> [Exercise description]: Where the string "Jung" occurs in a line of the entries below, copy that line.

> [Data records]:
((

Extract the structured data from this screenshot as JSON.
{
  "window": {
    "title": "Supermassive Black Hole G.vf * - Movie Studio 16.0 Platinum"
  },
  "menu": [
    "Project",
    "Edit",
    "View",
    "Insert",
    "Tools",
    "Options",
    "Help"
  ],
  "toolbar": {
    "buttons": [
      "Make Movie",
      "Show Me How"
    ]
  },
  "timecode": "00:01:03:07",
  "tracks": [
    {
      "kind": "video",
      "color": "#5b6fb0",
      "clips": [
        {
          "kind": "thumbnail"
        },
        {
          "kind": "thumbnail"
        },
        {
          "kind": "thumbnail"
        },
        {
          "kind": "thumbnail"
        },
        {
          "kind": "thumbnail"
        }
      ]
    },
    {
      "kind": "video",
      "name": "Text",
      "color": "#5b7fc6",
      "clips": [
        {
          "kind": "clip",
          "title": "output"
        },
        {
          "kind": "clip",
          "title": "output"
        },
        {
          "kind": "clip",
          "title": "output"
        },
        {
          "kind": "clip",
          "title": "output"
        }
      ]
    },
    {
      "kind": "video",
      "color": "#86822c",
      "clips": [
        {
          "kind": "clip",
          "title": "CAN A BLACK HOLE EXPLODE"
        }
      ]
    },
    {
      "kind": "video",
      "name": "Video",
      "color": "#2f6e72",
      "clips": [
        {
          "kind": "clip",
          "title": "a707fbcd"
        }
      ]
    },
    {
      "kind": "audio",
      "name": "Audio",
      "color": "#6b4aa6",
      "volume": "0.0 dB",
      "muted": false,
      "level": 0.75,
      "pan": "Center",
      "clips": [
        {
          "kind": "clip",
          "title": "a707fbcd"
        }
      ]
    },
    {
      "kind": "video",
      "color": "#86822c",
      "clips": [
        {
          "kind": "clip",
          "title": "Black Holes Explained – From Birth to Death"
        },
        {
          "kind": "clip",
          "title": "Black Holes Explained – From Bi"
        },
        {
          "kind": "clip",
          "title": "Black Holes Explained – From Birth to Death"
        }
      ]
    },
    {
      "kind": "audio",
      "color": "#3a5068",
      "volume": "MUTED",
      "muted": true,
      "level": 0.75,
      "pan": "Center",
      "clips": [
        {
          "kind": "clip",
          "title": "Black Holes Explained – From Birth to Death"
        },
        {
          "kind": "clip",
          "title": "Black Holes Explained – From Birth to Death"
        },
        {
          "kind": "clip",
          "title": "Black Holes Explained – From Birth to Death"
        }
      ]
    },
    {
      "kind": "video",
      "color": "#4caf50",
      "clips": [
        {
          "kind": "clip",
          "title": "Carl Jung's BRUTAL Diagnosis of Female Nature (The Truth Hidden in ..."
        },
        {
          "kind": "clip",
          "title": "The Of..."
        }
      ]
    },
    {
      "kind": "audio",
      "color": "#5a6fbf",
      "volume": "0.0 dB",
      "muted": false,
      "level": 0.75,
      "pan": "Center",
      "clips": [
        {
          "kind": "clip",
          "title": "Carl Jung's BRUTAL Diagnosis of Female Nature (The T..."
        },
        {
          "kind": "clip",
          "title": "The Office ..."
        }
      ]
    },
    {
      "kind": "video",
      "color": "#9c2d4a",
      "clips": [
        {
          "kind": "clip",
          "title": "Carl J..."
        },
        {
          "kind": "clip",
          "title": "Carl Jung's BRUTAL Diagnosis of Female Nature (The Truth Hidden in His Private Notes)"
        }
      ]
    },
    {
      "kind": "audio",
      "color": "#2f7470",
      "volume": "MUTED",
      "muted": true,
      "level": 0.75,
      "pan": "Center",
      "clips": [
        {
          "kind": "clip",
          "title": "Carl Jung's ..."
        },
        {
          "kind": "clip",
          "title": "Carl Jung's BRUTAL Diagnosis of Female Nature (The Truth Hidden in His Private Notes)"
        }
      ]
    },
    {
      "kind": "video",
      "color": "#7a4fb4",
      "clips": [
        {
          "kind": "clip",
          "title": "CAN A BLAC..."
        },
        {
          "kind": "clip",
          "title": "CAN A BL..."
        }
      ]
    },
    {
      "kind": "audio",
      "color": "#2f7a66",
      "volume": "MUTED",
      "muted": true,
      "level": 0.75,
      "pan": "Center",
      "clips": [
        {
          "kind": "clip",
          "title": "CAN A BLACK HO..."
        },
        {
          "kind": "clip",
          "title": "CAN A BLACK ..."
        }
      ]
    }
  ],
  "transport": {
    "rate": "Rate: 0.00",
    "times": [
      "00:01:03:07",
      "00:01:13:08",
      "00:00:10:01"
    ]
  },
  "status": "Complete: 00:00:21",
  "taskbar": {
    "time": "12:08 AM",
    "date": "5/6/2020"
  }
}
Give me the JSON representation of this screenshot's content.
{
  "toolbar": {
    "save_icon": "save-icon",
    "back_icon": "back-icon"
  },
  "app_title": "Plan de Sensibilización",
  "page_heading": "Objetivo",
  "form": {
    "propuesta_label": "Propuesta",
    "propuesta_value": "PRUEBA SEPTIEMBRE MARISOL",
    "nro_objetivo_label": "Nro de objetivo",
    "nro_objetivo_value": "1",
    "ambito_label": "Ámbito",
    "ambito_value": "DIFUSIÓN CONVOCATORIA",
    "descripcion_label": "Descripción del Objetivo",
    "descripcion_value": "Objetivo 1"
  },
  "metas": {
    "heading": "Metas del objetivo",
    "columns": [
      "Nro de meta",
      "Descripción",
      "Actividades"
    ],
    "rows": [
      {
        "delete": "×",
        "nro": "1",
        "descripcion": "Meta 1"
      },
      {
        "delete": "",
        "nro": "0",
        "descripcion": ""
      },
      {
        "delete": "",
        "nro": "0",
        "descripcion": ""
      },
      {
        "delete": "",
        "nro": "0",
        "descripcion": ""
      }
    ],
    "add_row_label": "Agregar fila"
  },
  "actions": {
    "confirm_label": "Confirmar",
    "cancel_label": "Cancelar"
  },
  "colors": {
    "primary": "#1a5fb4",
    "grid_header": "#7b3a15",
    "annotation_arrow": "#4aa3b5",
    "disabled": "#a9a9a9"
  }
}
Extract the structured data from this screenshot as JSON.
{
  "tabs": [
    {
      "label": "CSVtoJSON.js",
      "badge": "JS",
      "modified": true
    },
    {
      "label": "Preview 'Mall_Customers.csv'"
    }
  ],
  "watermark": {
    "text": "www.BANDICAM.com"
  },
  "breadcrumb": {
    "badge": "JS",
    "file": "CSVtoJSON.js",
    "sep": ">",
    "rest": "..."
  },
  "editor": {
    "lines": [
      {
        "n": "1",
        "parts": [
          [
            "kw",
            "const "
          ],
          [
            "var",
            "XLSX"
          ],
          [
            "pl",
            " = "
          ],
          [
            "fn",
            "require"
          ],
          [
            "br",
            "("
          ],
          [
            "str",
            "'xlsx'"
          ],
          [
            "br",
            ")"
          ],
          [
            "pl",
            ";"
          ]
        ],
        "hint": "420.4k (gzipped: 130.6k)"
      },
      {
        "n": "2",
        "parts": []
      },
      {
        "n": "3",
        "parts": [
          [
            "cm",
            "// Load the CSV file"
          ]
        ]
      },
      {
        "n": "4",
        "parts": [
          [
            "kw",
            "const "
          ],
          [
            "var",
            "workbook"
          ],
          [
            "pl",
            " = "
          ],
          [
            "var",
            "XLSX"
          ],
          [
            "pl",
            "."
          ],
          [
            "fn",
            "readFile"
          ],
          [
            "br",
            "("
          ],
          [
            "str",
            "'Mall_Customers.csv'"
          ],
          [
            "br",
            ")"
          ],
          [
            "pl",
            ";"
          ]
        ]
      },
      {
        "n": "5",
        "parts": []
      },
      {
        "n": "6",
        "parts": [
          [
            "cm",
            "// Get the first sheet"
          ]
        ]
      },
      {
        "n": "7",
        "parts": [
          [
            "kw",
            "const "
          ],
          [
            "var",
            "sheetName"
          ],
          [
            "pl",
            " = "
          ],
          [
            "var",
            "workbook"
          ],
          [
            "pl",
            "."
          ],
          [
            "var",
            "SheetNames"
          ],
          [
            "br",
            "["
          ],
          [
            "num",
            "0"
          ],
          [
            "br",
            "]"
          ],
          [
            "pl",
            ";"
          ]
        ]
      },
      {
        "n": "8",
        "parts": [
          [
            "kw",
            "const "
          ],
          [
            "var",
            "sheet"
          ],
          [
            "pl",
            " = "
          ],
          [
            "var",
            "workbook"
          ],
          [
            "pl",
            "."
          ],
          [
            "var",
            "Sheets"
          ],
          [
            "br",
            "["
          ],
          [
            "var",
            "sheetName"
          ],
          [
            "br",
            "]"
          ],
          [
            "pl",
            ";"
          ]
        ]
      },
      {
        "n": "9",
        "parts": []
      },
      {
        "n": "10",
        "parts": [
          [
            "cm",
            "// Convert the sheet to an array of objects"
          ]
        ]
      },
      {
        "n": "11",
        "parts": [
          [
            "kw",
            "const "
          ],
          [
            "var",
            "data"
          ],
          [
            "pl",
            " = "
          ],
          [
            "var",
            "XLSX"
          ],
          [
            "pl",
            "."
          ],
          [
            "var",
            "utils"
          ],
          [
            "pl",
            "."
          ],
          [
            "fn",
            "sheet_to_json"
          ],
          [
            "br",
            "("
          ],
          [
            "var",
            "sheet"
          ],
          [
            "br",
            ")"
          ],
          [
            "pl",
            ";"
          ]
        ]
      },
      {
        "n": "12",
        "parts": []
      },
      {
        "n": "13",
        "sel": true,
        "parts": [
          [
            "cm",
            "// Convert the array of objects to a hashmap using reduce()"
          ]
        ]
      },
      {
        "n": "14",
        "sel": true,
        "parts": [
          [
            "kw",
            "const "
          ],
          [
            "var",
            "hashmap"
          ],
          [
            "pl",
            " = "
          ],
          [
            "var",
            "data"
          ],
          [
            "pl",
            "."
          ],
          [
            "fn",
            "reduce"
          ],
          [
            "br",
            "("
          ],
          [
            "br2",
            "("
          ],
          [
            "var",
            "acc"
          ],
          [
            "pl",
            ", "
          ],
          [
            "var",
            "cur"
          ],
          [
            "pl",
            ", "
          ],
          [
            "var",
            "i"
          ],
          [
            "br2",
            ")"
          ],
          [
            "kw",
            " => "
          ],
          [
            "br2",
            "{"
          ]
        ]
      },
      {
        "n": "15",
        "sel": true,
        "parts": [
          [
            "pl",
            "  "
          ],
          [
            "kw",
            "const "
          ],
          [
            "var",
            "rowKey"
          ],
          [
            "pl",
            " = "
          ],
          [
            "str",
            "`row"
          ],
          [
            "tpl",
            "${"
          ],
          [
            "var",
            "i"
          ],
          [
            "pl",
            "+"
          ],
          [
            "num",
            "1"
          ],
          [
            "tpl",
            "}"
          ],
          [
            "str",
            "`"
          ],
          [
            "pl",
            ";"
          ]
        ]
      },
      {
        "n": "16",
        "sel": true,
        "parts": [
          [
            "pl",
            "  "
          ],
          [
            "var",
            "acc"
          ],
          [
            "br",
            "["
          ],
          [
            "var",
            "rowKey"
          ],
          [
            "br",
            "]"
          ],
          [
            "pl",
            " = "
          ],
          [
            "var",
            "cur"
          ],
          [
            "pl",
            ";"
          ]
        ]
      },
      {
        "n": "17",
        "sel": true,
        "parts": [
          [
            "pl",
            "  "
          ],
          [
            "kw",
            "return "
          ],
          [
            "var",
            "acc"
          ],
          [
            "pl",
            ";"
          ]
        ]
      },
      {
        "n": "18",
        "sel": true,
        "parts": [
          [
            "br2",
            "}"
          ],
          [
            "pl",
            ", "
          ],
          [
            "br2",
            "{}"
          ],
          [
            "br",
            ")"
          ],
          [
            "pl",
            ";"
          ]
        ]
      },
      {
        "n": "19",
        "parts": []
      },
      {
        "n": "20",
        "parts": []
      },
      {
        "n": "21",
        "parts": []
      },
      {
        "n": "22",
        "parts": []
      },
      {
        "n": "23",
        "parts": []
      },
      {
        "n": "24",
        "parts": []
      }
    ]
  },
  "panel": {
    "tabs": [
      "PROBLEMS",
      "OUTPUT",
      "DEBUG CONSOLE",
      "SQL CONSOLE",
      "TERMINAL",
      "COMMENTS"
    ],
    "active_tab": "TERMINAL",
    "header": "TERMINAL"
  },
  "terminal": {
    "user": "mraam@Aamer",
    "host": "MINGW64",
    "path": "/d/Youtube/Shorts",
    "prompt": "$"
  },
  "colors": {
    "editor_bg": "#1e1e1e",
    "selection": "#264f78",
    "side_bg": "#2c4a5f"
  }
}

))

> [Exercise result]:
          "title": "Carl Jung's BRUTAL Diagnosis of Female Nature (The Truth Hidden in ..."
          "title": "Carl Jung's BRUTAL Diagnosis of Female Nature (The T..."
          "title": "Carl Jung's BRUTAL Diagnosis of Female Nature (The Truth Hidden in His Private Notes)"
          "title": "Carl Jung's ..."
          "title": "Carl Jung's BRUTAL Diagnosis of Female Nature (The Truth Hidden in His Private Notes)"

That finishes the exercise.